Mr Ellison, whose father was in the Maori Battalion and a prisoner of war and mother was in a women's auxiliary group, himself won a military scholarship to attend Te Aute College, then volunteered for compulsory military training before joining the territorials and the regular army to serve in Malaya.
On his return in 1962, he rejoined the territorials, serving until 1971.
"I had a lifetime of military and I love it. I wanted to do this for those eligible for the medals because they are the people who looked after me, when I was growing up and through my life.
The RSA has looked after me." He realised many people would not know how to get the medal, so he placed an advertisement in the Otago Daily Times, which was answered by about 300 people looking for information and help with applying for the medal.
About half of those will formally receive their medals at the ceremony Mr Ellison has organised in Waikouaiti tomorrow.
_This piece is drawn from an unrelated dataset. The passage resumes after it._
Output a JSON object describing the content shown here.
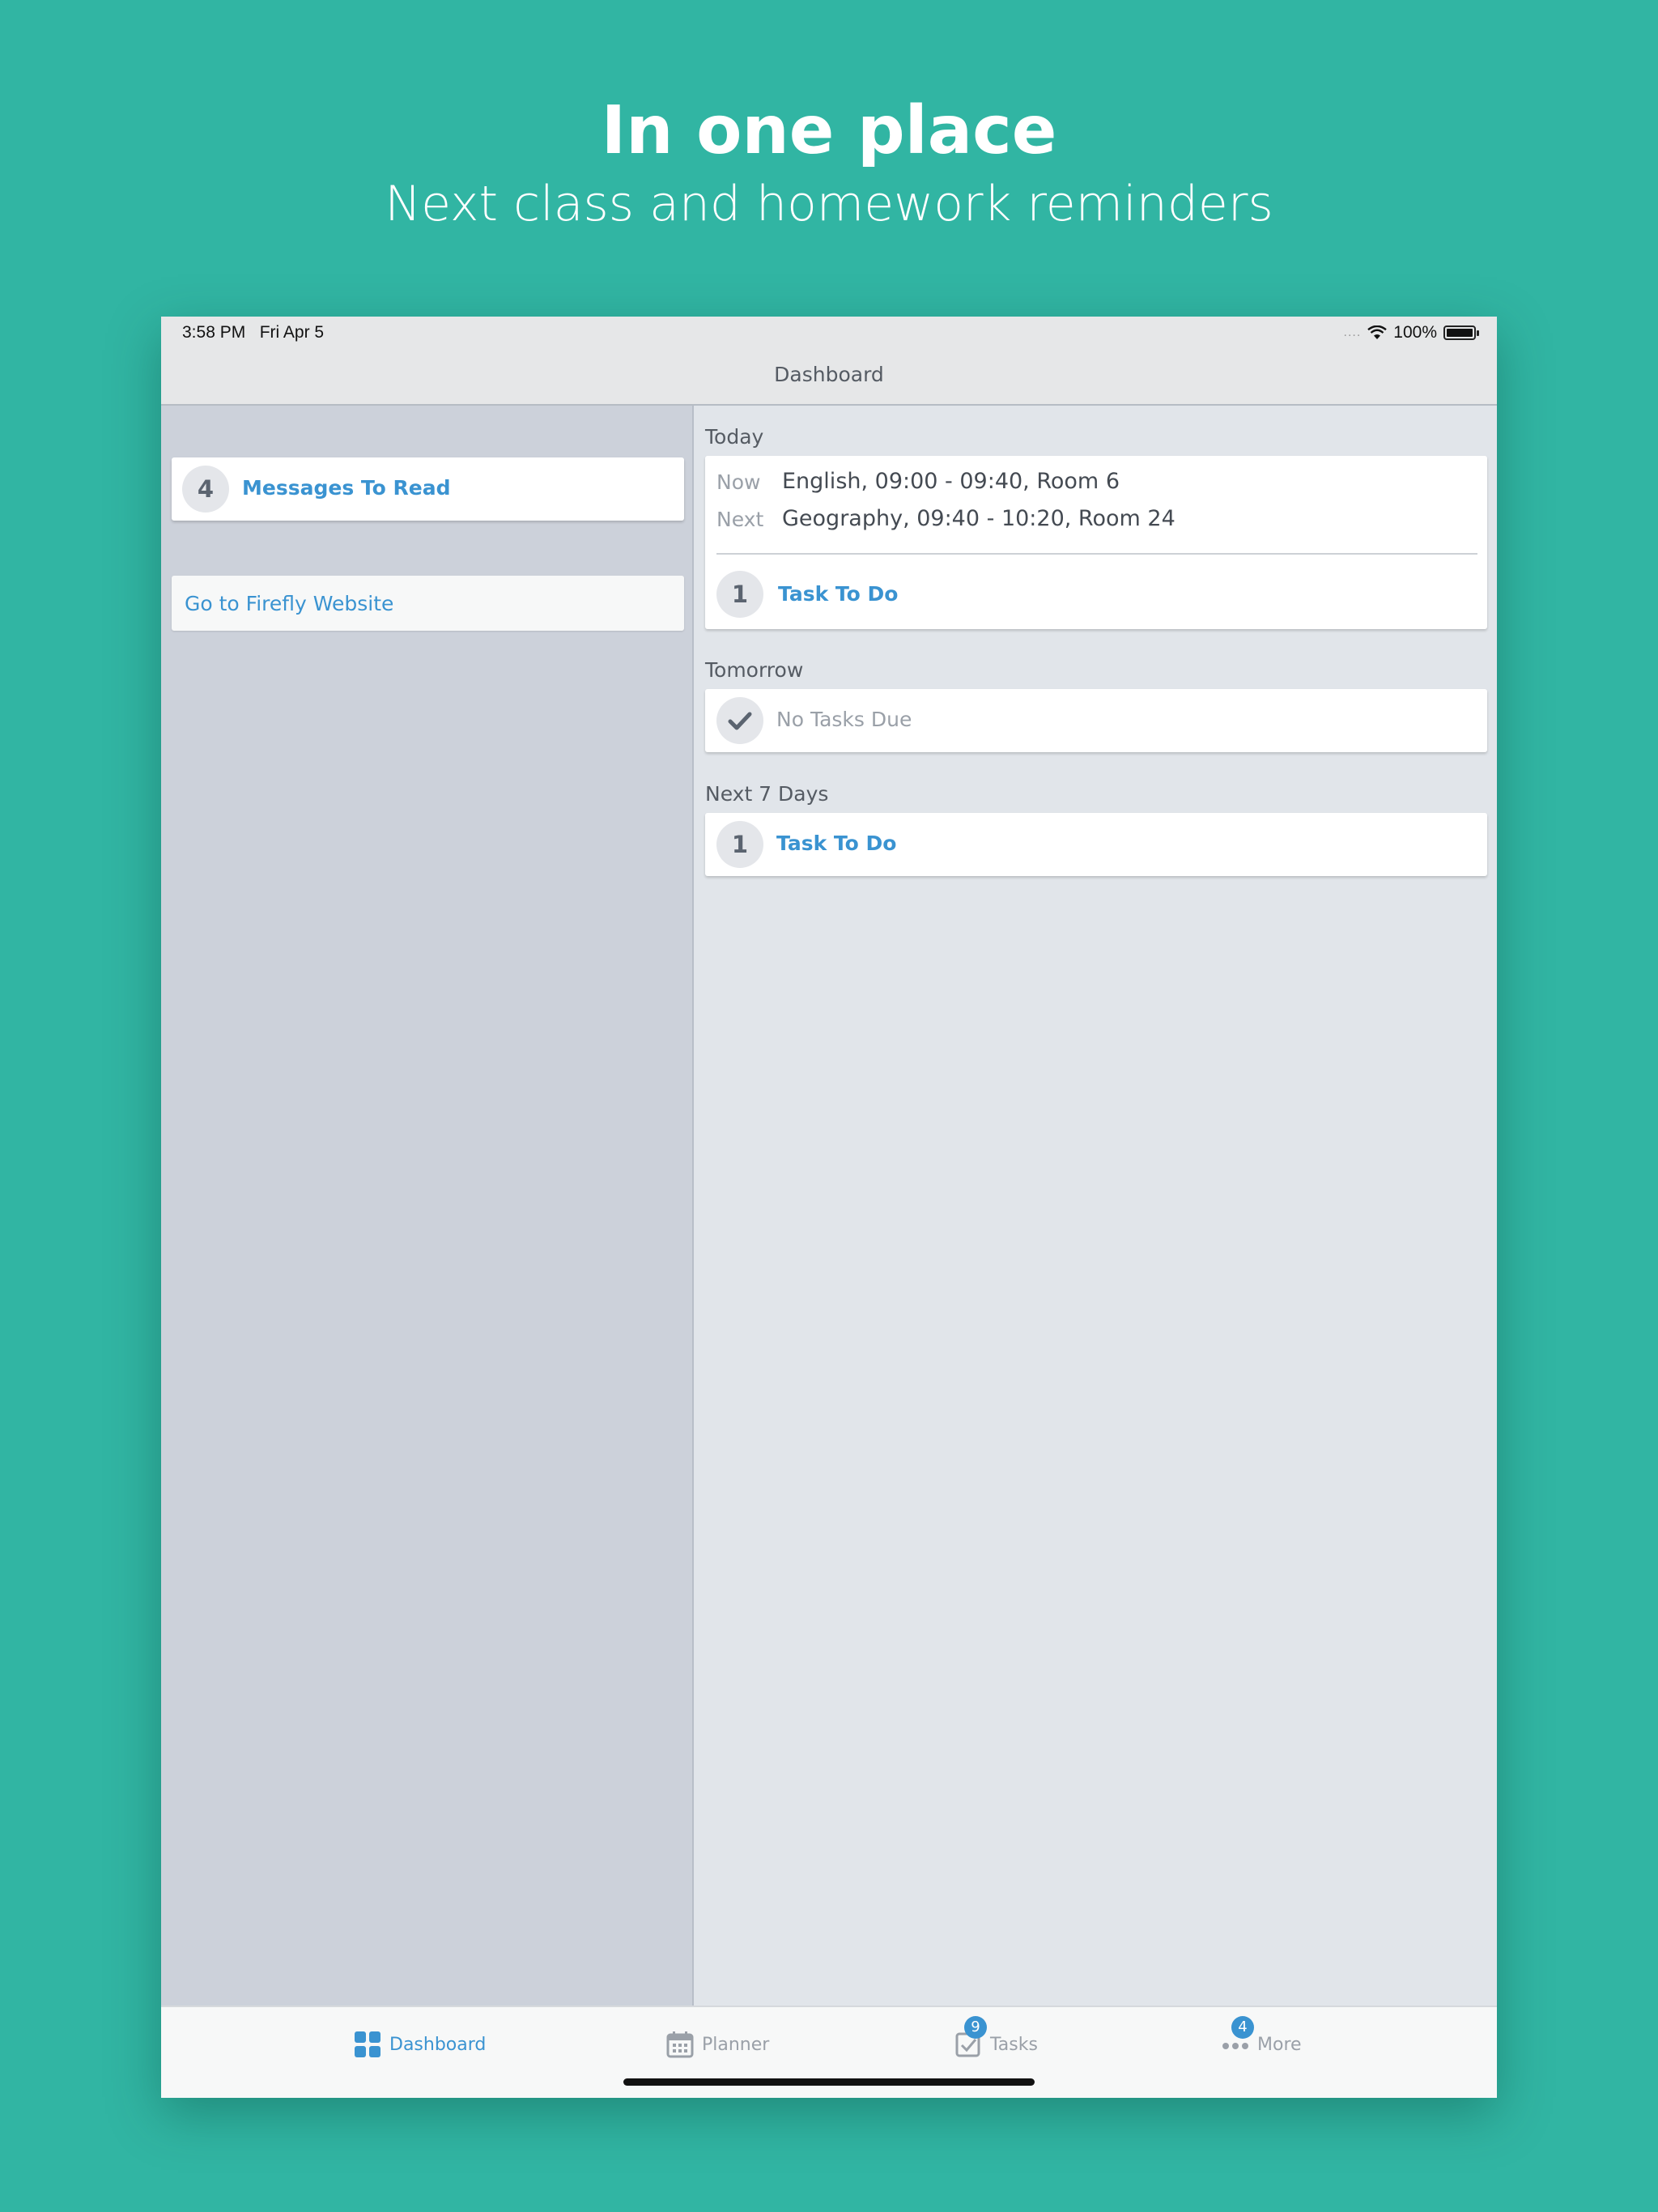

The medals will be presented by Defence Minister Wayne Mapp, Chief of Navy Rear-admiral Tony Parr, Anzac of the Year Brigadier Dr Brian McMahon and former national RSA president John Campbell, the latter two both of Dunedin.
The oldest person to receive their medal at the ceremony is aged 89, with most others in their 70s and 80s.
Special appreciation certificates will be presented at the ceremony by Dunedin Mayor Dave Cull and Waitaki Mayor Alex Familton.
Since April, when the first applications were called for, more than 17,700 requests from around New Zealand have been received by the medals office for the NZDSM. More than 13,000 medals have been issued.
Mr Ellison said many people who had never had their military service recognised before were emotional and excited about receiving the medal.
And the experience of helping these people had been life reaffirming for him personally.
Because of ill-health over the past five years, he had found walking increasingly difficult, but this project had inspired him to get out walking, with the goal to walk unaided with the medal recipients as they marched into the Waikouaiti Events Centre tomorrow.
"This has given me new life. I've been out on the road every day, up and down the street. It's been great. I'm not going to rust out now - I'm going to wear out."
His efforts will culminate on a special day - tomorrow is also Mr Ellison's 75th birthday.